  2. 1. I was part of the movement to “de-institutionalize” people. Many of us thought small options and group homes, integrated in neighbourhoods around the community, would be a good thing. However, there was NIMBY and lack of on-going government support.
    2. It seems like the provincial government, ultimately responsible for housing, is getting off scott free on this issue. Municipalities across the province are left to find the resources and the solutions and bear the brunt if they don’t.
    3. I think some of the alternative sites being proposed could do for now and until we find permanent suitable housing. For example, Geary Street in Dartmouth is close to numerous services and amenities, including the emergency temporary shelter on Alderney Drive; Margaret’s House, Out of the Cold, Frank MacKay House. Someone told me the large, vacant house across the street is owned by the City. Perhaps the Province would buy it and retrofit it to be a suitable small options home??

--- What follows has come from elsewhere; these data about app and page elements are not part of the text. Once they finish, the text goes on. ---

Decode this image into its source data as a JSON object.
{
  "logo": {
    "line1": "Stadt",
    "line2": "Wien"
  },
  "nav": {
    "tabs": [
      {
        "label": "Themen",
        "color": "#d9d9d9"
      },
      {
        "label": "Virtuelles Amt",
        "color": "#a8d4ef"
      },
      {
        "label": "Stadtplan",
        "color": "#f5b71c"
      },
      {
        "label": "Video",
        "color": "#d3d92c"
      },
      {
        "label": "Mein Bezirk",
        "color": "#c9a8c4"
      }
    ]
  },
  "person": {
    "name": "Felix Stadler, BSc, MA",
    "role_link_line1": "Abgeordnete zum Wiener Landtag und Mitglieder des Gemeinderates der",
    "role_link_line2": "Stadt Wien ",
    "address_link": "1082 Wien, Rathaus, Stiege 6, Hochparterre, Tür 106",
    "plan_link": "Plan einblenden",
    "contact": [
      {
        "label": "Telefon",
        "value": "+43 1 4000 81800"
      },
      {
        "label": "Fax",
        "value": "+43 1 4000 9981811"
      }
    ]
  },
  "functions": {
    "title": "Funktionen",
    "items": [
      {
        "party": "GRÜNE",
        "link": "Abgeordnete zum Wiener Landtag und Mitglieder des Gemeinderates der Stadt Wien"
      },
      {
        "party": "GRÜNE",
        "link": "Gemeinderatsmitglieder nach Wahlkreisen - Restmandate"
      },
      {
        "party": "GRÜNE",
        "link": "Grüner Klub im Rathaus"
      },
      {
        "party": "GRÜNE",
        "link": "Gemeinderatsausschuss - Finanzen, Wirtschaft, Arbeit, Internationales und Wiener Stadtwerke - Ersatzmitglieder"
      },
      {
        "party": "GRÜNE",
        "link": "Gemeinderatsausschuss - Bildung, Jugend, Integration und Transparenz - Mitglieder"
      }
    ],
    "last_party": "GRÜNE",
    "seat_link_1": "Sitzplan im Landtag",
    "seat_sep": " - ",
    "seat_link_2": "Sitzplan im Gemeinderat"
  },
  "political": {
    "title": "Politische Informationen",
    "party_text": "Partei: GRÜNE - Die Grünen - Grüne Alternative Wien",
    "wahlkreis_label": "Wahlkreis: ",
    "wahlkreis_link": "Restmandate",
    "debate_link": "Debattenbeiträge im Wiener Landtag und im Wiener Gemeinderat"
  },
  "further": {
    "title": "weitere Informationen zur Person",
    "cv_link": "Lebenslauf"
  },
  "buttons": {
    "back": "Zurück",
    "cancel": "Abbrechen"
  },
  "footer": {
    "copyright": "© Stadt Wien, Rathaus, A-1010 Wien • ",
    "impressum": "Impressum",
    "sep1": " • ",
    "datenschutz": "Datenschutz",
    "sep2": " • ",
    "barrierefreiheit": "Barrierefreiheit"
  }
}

  3. There is a larger HRM park behind the Muslim Academy. It is called Chebucto Road Park and is in excess of 1 acre.
    There is a much large park further away, Point Pleasant Park is 195 acres and huts and toilets could be placed there in the same manner as the huts in Dartmouth Common off Geary Street. A temporary solution but we need citizens to demand government stop spending on nice middle class projects and increase funding to the needy.

    1. It seems clear that HRM wants to basically push people out of sight (and therefore out of mind). All of the parks selected as tenting sites are out of the way, far from services, and generally undesirable. It is an utter travesty. It seems almost as if the city throws up purposefully terrible “solutions” as options for people just so they can later claim they did everything they could and shift blame to the vulnerable.